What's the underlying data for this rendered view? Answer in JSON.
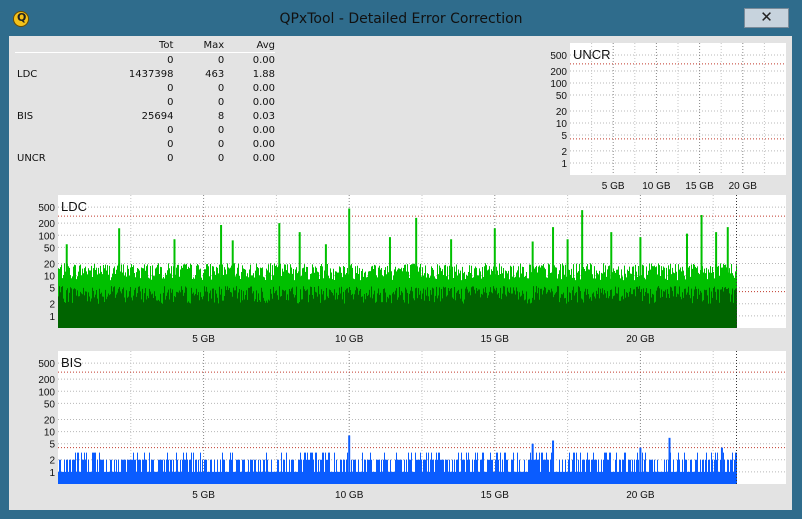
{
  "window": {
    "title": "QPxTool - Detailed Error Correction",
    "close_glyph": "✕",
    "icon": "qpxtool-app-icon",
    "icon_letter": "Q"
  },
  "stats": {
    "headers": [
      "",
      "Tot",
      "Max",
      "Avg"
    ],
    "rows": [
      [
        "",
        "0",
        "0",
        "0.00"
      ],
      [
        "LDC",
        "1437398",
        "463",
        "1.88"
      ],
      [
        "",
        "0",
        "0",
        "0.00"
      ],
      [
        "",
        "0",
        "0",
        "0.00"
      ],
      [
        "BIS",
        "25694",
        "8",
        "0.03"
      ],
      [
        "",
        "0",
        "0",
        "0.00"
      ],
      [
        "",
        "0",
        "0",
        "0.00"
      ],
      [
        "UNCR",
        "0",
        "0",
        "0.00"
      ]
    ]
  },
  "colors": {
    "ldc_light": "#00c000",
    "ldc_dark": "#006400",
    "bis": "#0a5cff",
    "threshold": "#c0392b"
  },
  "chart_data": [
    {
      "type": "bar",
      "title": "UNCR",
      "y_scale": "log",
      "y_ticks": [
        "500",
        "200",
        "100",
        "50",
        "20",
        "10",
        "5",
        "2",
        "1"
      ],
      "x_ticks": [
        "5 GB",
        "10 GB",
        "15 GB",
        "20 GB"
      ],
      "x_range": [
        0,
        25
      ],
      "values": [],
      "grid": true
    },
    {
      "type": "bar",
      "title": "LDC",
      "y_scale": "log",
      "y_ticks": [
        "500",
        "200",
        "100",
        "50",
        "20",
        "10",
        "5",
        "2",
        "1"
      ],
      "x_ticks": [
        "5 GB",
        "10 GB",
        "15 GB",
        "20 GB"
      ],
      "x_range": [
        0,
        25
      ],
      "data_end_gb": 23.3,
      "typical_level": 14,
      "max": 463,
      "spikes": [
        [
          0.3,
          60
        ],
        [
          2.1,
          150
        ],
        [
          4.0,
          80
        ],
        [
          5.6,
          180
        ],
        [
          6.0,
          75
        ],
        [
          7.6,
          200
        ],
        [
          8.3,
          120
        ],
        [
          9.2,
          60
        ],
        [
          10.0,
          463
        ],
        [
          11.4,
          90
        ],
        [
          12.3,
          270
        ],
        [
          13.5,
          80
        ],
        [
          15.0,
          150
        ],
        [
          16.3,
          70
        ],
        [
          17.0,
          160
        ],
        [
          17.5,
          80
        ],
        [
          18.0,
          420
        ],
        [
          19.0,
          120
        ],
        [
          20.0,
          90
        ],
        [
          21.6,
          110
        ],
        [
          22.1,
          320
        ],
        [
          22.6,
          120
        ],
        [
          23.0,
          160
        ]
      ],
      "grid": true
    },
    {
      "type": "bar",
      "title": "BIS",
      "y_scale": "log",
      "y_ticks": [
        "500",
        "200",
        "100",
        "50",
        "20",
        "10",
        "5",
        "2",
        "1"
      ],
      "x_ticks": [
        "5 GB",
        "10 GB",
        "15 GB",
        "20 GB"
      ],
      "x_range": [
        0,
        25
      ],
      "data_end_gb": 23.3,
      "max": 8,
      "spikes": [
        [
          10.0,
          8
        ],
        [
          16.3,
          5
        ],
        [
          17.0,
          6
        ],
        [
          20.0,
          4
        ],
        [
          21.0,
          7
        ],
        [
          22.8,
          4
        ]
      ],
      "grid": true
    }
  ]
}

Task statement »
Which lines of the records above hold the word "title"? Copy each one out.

Written response »
    "title": "QPxTool - Detailed Error Correction",
      "title": "UNCR",
      "title": "LDC",
      "title": "BIS",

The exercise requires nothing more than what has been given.